Delhi attracts a big part of the labor force of India. Every year, skilled, semi-skilled and unskilled workers find their way to the national capital. The lucky few find decent jobs and affordable housing, while a huge number make do with the bare minimum in exchange for a basic wage.
There are lakhs of such people in Delhi. They work and sleep in their employers’ shops and restaurants, sharing even these small spaces with three or four other workers. They make little money, which is usually needed back home. It’s a life of constant pressure with few moments of peace, but they make do with what they have.
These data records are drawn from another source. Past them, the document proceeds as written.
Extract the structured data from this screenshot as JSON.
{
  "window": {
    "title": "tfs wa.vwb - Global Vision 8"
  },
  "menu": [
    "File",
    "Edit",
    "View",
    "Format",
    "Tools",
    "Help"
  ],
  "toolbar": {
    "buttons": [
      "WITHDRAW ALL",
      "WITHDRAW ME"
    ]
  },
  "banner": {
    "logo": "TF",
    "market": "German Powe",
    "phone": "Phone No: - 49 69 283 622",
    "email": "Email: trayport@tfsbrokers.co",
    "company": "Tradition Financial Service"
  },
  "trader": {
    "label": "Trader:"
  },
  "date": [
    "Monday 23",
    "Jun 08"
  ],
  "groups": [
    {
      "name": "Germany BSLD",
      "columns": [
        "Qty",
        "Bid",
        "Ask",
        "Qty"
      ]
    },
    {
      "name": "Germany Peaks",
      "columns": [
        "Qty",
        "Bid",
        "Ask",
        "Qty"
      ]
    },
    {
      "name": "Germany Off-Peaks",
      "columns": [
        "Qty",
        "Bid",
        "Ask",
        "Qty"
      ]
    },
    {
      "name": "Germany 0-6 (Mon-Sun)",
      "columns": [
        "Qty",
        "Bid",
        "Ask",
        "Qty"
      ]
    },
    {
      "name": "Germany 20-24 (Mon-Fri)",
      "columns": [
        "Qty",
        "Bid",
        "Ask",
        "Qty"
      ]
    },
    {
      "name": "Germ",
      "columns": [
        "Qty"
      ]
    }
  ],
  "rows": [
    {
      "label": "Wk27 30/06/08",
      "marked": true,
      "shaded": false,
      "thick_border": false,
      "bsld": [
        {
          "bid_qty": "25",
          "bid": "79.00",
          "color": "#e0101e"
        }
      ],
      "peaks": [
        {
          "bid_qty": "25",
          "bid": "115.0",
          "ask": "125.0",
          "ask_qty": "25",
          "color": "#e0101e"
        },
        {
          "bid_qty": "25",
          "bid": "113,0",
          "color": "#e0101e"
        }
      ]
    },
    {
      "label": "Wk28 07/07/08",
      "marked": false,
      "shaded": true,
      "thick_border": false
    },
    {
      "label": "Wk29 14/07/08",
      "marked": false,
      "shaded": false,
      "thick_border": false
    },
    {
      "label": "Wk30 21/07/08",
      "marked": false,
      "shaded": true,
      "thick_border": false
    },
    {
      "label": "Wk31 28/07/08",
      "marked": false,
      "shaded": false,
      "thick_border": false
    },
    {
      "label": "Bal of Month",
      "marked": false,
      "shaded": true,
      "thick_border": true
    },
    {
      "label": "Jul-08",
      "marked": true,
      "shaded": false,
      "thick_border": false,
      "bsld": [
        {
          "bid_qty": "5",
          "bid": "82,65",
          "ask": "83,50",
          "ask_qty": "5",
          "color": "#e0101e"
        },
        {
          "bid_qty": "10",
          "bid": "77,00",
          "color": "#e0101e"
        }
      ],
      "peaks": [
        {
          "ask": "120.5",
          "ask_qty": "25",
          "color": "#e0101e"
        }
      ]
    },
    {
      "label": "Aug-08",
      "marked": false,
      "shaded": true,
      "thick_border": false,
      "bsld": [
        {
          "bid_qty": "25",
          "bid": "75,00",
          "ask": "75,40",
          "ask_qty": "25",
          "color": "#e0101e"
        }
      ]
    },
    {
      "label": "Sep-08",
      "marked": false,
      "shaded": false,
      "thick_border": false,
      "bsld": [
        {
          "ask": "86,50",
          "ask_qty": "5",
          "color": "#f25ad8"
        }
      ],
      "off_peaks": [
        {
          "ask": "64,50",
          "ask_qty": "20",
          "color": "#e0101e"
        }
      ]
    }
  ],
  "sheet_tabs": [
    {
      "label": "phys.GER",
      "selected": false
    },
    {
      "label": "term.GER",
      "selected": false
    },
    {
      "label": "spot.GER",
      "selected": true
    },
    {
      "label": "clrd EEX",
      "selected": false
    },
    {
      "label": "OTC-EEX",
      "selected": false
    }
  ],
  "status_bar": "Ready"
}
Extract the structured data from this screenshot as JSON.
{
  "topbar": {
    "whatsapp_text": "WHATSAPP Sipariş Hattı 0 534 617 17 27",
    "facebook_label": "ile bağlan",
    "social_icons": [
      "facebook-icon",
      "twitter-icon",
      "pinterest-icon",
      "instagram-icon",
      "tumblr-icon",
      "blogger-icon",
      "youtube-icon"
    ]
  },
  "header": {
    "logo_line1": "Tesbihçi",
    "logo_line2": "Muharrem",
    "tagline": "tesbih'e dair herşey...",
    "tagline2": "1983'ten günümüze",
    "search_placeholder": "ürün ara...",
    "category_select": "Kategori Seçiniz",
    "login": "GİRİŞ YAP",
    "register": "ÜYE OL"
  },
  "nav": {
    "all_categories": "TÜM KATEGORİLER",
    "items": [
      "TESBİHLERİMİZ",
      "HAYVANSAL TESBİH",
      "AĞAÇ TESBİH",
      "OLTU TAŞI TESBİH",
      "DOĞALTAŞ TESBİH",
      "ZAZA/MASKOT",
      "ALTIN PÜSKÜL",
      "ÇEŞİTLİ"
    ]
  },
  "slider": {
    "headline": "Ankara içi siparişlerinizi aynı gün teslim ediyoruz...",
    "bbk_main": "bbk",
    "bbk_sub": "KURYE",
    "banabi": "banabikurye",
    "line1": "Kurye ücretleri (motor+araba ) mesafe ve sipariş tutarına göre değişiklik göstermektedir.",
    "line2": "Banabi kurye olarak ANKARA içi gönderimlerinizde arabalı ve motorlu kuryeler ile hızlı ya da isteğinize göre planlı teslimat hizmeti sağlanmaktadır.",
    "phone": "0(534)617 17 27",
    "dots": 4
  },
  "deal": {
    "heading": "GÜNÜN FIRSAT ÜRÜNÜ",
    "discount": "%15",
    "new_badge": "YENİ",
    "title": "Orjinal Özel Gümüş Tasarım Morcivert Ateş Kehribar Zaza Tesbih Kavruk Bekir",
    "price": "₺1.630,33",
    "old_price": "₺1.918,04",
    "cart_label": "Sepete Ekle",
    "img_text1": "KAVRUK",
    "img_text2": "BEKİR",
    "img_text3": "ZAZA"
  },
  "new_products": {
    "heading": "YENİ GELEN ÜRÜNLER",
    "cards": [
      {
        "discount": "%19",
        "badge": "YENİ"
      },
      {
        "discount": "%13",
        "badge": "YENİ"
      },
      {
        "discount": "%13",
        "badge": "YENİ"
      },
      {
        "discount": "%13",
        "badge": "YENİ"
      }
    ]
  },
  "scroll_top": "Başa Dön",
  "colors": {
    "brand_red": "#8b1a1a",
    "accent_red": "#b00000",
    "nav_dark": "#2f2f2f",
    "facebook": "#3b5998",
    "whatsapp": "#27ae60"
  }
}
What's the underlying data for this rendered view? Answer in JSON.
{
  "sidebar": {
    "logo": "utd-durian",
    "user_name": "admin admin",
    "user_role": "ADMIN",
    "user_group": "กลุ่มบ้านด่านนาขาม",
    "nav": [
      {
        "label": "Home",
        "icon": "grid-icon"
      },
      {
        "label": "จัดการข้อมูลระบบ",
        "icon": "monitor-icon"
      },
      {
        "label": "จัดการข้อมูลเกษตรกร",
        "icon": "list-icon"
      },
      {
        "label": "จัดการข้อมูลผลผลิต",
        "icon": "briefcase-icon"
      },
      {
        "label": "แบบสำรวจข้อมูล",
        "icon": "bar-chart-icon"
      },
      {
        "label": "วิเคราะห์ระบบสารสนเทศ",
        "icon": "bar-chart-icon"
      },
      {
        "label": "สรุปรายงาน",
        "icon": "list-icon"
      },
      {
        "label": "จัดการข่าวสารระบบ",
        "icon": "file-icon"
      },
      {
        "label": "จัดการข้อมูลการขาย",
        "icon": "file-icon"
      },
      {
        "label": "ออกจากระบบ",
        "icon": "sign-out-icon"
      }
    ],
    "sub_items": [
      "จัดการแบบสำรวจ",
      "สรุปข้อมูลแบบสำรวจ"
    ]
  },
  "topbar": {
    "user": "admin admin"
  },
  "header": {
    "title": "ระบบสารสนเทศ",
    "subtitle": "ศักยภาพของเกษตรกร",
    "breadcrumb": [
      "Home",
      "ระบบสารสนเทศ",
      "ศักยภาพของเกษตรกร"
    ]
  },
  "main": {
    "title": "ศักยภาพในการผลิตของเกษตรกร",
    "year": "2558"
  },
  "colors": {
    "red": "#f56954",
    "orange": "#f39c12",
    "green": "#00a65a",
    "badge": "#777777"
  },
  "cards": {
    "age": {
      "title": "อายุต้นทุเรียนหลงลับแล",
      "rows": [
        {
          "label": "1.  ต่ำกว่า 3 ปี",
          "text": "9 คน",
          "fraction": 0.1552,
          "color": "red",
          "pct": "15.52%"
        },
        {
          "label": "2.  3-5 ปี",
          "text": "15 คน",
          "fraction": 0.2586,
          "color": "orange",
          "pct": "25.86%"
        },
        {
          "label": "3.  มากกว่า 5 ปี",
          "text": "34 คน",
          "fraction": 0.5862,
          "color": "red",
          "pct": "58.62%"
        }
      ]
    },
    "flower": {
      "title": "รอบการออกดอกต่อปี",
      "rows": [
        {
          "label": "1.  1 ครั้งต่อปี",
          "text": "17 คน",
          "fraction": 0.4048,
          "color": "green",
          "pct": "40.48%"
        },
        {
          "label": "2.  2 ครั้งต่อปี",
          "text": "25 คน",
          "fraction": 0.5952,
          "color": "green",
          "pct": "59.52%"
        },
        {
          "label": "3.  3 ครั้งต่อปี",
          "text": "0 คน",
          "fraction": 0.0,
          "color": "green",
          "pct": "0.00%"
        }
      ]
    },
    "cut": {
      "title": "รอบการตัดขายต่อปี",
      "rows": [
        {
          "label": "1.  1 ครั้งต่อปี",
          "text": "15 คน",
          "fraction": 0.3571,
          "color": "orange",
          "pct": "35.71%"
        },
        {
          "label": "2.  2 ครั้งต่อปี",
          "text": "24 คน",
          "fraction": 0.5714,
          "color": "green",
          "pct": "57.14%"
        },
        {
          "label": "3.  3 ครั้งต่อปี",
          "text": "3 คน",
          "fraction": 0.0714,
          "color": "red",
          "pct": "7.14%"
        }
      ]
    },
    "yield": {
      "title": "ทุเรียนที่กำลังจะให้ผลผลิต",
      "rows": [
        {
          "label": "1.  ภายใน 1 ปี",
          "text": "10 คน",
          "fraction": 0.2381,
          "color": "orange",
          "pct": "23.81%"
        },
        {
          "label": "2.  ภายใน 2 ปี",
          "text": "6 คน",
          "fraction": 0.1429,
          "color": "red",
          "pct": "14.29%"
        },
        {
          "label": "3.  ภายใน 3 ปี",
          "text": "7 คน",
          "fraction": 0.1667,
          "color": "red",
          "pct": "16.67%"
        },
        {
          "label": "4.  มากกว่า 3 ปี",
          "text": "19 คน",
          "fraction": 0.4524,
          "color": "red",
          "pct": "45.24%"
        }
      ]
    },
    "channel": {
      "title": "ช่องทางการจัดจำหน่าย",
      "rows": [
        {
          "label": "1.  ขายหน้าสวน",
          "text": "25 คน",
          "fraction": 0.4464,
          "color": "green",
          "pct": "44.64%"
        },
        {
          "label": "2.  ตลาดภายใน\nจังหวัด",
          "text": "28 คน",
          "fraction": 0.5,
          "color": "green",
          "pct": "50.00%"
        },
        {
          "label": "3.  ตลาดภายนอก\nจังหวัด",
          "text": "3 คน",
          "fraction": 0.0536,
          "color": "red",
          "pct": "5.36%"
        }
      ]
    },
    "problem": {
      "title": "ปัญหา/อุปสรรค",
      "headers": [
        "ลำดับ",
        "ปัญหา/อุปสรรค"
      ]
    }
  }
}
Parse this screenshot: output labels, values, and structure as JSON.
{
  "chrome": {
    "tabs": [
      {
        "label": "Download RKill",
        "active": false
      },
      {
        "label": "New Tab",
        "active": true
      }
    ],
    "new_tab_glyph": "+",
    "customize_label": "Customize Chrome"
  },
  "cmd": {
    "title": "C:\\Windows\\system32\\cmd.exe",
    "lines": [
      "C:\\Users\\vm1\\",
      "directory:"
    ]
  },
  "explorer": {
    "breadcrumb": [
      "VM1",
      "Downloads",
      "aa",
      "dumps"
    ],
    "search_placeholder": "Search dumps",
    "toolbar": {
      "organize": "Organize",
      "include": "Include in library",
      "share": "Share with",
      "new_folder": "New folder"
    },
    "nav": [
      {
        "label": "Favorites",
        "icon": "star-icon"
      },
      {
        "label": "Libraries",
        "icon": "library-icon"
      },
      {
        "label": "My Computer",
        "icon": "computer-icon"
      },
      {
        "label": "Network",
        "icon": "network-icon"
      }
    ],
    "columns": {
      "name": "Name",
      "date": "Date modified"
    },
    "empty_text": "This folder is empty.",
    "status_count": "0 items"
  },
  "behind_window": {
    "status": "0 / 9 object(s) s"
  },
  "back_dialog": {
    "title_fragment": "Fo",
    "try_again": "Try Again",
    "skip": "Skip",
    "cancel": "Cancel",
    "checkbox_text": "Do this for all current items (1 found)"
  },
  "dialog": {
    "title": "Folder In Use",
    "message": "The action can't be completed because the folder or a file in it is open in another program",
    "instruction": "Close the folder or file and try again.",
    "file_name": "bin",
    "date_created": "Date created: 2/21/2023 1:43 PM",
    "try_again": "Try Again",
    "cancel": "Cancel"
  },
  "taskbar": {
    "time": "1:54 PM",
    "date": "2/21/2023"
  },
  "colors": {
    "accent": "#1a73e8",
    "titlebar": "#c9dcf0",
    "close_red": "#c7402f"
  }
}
Men are now taking over the jobs of the urban poor young adults who’d find their way behind the counters of local stores. If you ask your local grocery store to deliver some items, you’ll probably hear the store-owner say, “Main ladke ko bhej deta hoon” only to see a much older person delivering the order.
Moving on to bigger and better things is a very remote dream for these people. Their goal is to hang on to the job as long as possible so they get used to being called ‘ladka‘ even if they have grand-kids; they get used to sleeping in small spaces that are often humid, damp or dirty. Most of them do it to earn just that basic wage, which will help their far-away families out.